▸ Requirement:
Repeat each line of the records below exactly.

▸ Supplied information:

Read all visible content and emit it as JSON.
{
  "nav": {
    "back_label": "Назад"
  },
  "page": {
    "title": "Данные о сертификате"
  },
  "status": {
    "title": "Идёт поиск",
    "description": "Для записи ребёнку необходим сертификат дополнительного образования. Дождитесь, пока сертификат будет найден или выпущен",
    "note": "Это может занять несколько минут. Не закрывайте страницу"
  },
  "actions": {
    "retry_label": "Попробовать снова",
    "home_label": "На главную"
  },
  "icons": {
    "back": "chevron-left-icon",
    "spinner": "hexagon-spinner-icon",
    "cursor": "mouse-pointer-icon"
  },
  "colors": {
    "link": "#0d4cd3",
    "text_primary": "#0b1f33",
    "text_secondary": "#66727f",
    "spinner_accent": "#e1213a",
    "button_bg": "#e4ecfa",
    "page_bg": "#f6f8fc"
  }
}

▸ Reply to the exercise:
Read all visible content and emit it as JSON.
{
  "nav": {
    "back_label": "Назад"
  },
  "page": {
    "title": "Данные о сертификате"
  },
  "status": {
    "title": "Идёт поиск",
    "description": "Для записи ребёнку необходим сертификат дополнительного образования. Дождитесь, пока сертификат будет найден или выпущен",
    "note": "Это может занять несколько минут. Не закрывайте страницу"
  },
  "actions": {
    "retry_label": "Попробовать снова",
    "home_label": "На главную"
  },
  "icons": {
    "back": "chevron-left-icon",
    "spinner": "hexagon-spinner-icon",
    "cursor": "mouse-pointer-icon"
  },
  "colors": {
    "link": "#0d4cd3",
    "text_primary": "#0b1f33",
    "text_secondary": "#66727f",
    "spinner_accent": "#e1213a",
    "button_bg": "#e4ecfa",
    "page_bg": "#f6f8fc"
  }
}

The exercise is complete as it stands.